    It may be just my experience, but I have felt that this whole thing is somewhat of a worldview/heritage divide as I’ve found that people from more ‘Eastern’ cultures have much less difficulty, in general, accepting that stories, like those found in the Bible, both tell truth and exist as myth. I wonder at the historical/sociological circumstances that has resulted in this difficulty for some (mostly western people in my experience) in being able to hold myth and truth together, while for others (mostly Asian, Eastern European, south Asian, etc.) truth and myth don’t have to be mutually exclusive…

    I apologize for the rambling length of this post…

    • histrogeek

      The old saw I’ve heard on this is “myth is truth not fact,” e.g. philosophical and spiritual truth not historical or scientific fact.

      Even that has its limitations since myths in historical times, probably better called “legends,” do sometimes, though not always, have a basis in historic reality. The truth you just can’t be sure with ancient stories without further investigation. No ancient people, not even the Greeks and Romans, had the hard and fast distinction between fact and fiction that we moderns believe we have. Exaggeration and drama get added to make stories more interesting; that just happens.

    • John MacDonald

      The Greeks thought that some truths couldn’t adequately be expressed by mere proposition, and so must be attempted in other ways, such as allegories.

  • jh

    I think it would benefit the person who is marginalized or oppressed. Being able to ignore certain verses because the religion is a metaphor could be advantageous for those groups. For example, a woman is told by her husband that she needs to submit. She could say “look, it’s just a metaphor honey. You have to treat me with respect.”
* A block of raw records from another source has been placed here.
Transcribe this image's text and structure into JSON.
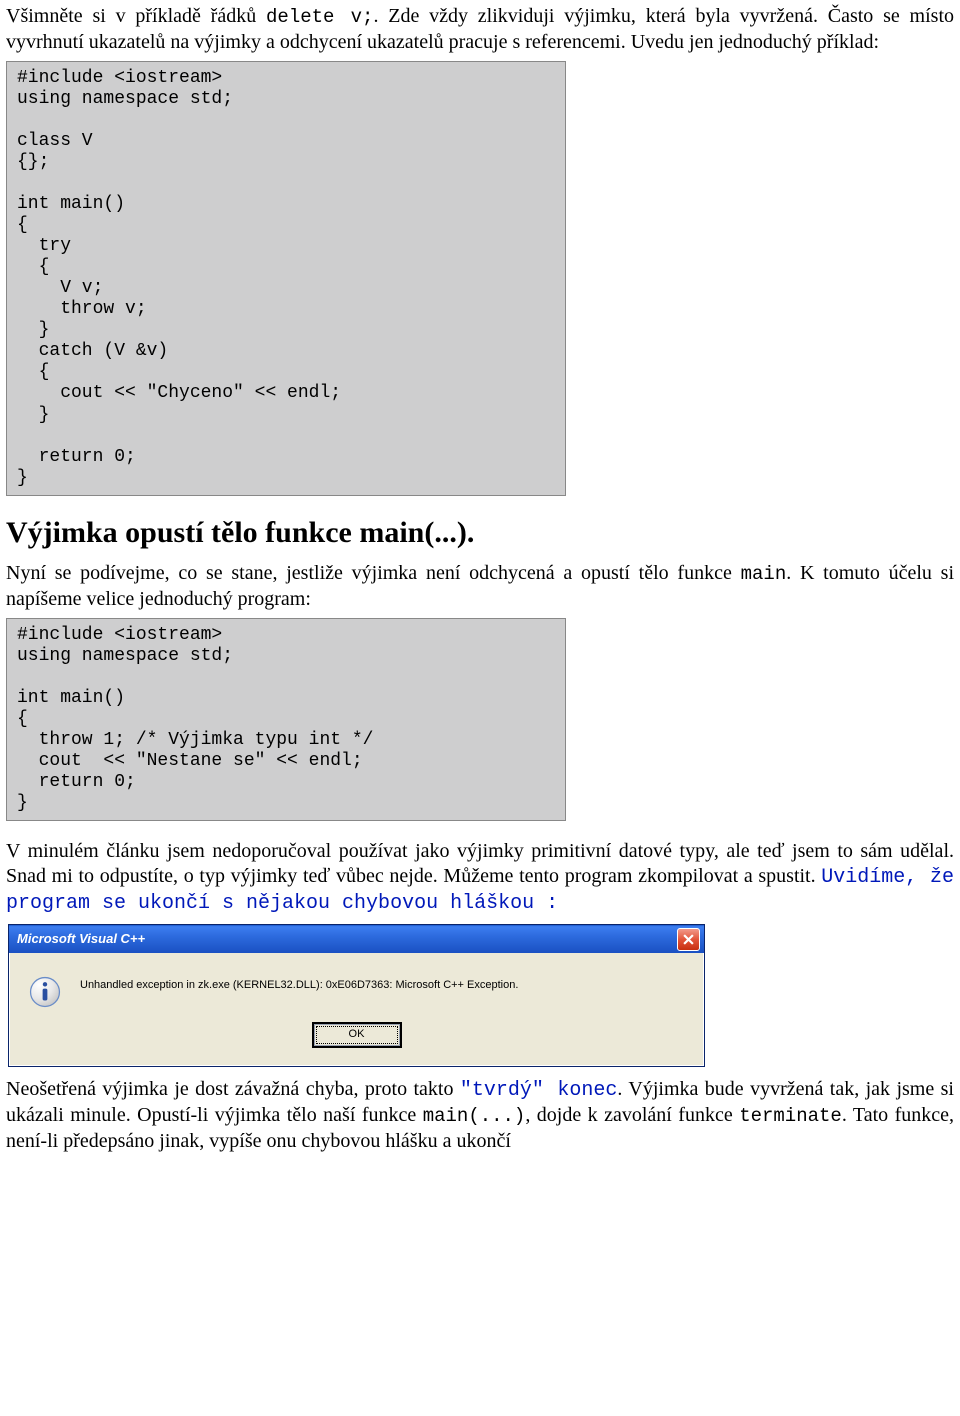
{
  "para1_a": "Všimněte si v příkladě řádků ",
  "para1_code": "delete v;",
  "para1_b": ". Zde vždy zlikviduji výjimku, která byla vyvržená. Často se místo vyvrhnutí ukazatelů na výjimky a odchycení ukazatelů pracuje s referencemi. Uvedu jen jednoduchý příklad:",
  "code1": "#include <iostream>\nusing namespace std;\n\nclass V\n{};\n\nint main()\n{\n  try\n  {\n    V v;\n    throw v;\n  }\n  catch (V &v)\n  {\n    cout << \"Chyceno\" << endl;\n  }\n\n  return 0;\n}",
  "h2": "Výjimka opustí tělo funkce main(...).",
  "para2_a": "Nyní se podívejme, co se stane, jestliže výjimka není odchycená a opustí tělo funkce ",
  "para2_code": "main",
  "para2_b": ". K tomuto účelu si napíšeme velice jednoduchý program:",
  "code2": "#include <iostream>\nusing namespace std;\n\nint main()\n{\n  throw 1; /* Výjimka typu int */\n  cout  << \"Nestane se\" << endl;\n  return 0;\n}",
  "para3_a": "V minulém článku jsem nedoporučoval používat jako výjimky primitivní datové typy, ale teď jsem to sám udělal. Snad mi to odpustíte, o typ výjimky teď vůbec nejde. Můžeme tento program zkompilovat a spustit. ",
  "para3_blue": "Uvidíme, že program se ukončí s nějakou chybovou hláškou :",
  "dialog": {
    "title": "Microsoft Visual C++",
    "message": "Unhandled exception in zk.exe (KERNEL32.DLL): 0xE06D7363: Microsoft C++ Exception.",
    "ok": "OK"
  },
  "para4_a": "Neošetřená výjimka je dost závažná chyba, proto takto ",
  "para4_code1": "\"tvrdý\" konec",
  "para4_b": ". Výjimka bude vyvržená tak, jak jsme si ukázali minule. Opustí-li výjimka tělo naší funkce ",
  "para4_code2": "main(...)",
  "para4_c": ", dojde k zavolání funkce ",
  "para4_code3": "terminate",
  "para4_d": ". Tato funkce, není-li předepsáno jinak, vypíše onu chybovou hlášku a ukončí"
}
    If you treat the Bible as literal, you have a greater problem with hypocrisy (why give such a damn about LGBT and abortion but not Red Lobster?) and the potential for abuse because “God said so”.

    I think it also helps the religious, because science has proven itself as both a body of knowledge and a methodology to provide results… vaccines, germ theory, computers, electricity. Religion can’t provide those kind of tangible results. It’s better to change the playing field into the supernatural and reign supreme rather than squabbling like Answers in Genesis.

    Consider – Science has revised its position on various subjects. Meanwhile, Judeo-christian believers can’t even fix the first two chapters of Genesis in order to create a consistent account. Making it more metaphorical would allow for edits to the original text and provide a corrective mechanism so the religion can adapt to society.

  • David Evans

    I am one of those who “reject the literal meaning of the Bible and religion along with it”. I would happily regard the Bible as a purely human product, a melange of philosophy, morality, history and fairy tales, some of which is valuable and some (in my view) not. My quarrel is with those who regard it, or parts of it, as infallible instruction which is binding on me as well as on them. When arguing with them it is sometimes useful to ask “How do you know which parts to take literally?” and this may lead to an undue use of the fundamentalist lens.

  • Marta L.

    It seems an indisputable fact that the Bible contains poetry. IIRC Genesis 1 is actually a hymn, but even if it’s not, turn to the Psalms, Isaiah, or any number of other passages. Yet the orthodox typically think of all Scripture as being true and good. It seems an odd thing to think of poetry as truth in the literal, propositional sense – in no other context is poetry understood that way.

    Which has me thinking that applying mythological quantifiers to any section of scripture shouldn’t be as much a paradigm shift as Mehta seems to think it is. (Same for the religious fundamentalists.) The idea that “God’s word is true” doesn’t refer to propositional truth is nothing new. Of course, just what it would mean is another question entirely.